Paint Your Own Magical Nutcracker Christmas Tree

Scenic Artist, Donna Wymore specializes in the popular “Growing Christmas Trees” that are necessary for any production of The Nutcracker. While her company, Tuxedo Junction Fine Art, rents and sells painted Christmas tree drops, she also offers a PIY (Paint It Yourself) option for those wanting to save a little money.

growing Nutcracker Christmas Tree

When talking with clients who order her Paint Your Own Nutcracker Christmas Tree Backdrops, many of whom are not trained scenic artists, Donna will go through a full checklist of how to properly prepare a scenic drop for painting, including how to staple down and size the tree-shaped muslin. She also explains why Rosco Scenic Paint is a better choice than house paint for their scenery because of how well the paint performs as the growing tree folds and unfolds on stage. It is the painting part, however, that is the hardest and scariest part to achieve for novices.


PIY Christmas Tree Drop + Rosco Scenic Paint = Magical Nutcracker Christmas Tree


Her biggest piece of advice is to paint it the way you would decorate a tree in the real world – start with the tree, then add the garland, and finally the ornaments. “Working from a research photo of a tree that you like, and using it as if it is a recipe, takes out a lot of the anxiety of where to start where to go with it.”


Nutcracker Christmas Tree Four Nutcracker Christmas Trees from Tuxedo Junction Fine Art


Starting with an Off Broadway Pthalo Green base (let down one-part water: one-part paint), gives you a great medium tone to paint most of the tree.
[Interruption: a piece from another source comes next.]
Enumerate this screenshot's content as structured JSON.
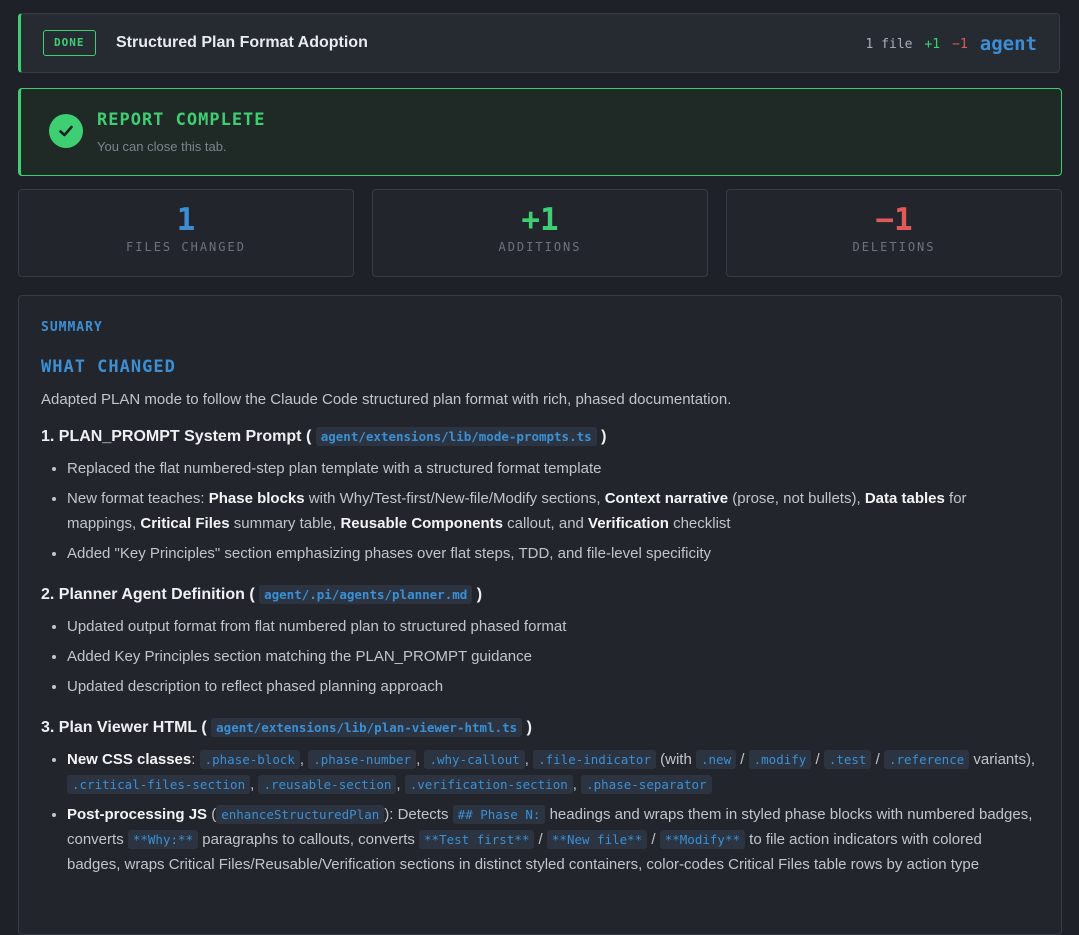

From there, you can add Imperial Green and/or Ultramarine Blue to the Pthalo to add darker shadow areas to the tree, and a lighter mix of the Pthalo with Emerald Green can be used for the highlight parts of the tree. In the end, having 4-6 monochromatic tones of green to create all of the branch work is pretty standard.


Nutcracker Christmas Tree closeup Supersaturated Pthalo Green was used to paint the center green strip in the ribbon of this tree


When it comes to painting the ornaments, green and red are often the first choice, and that’s when Donna switches over to Rosco’s Supersaturated Pthalo Green. Because the Supersat version of the color is darker and bluer than the Off Broadway version used to paint the tree, the contrast makes the ornaments appear as a “greener green” that will make the ornaments pop under stage lighting.


Nutcracker Christmas Tree Fun Fact: Donna’s trees are ‘performing’ in Nutcracker productions in 33 states this year!


No matter if you want to buy or rent one of her finished trees, or if you want to try her PIY option, the next time you’re preparing a production of The Nutcracker, make sure you contact Donna Wymore at Tuxedo Junction Fine Art for your magical, growing Christmas Tree.

5’4” Donna Wymore poses with one of her 18’ Nutcracker Trees

The Rosco Off Broadway Scenic Paint that Donna uses to paint her Nutcracker Christmas Tree drops is available in Gallons and Quarts, and is also available in an Off Broadway Test Kit that contains one oz. jars of every color. Rosco Supersaturated is a scenic paint concentrate that needs to be let down with water (four-parts water : one-part paint for vibrant, opaque colors). Supersaturated Scenic Paint is available in quarts and a one oz. Supersaturated Test Kit. A quart of the Off Broadway Pthalo Green plus a Supersaturated Test Kit would provide you with enough paint to complete one of Donna’s PIY trees. To learn more about the scenic paints mentioned in this article, please visit the Scenic Paint product page on Rosco's website.

Nutcracker Tree Images and Design © Tuxedo Junction Fine Art


Angelique Powers December 05, 2017 Questions?

About Angelique Powers

Guest Author Angelique Powers has an MFA in Scenic Art Design from the California Institute of the Arts and has been professionally painting theatrical scenery for over 25 years. A Founding Member of The Guild of Scenic Artists, Angelique also shares her knowledge, passion and experience with her students at the University of Minnesota as a scenic paint instructor. To see Angelique’s work, be sure to explore the portfolio on her website –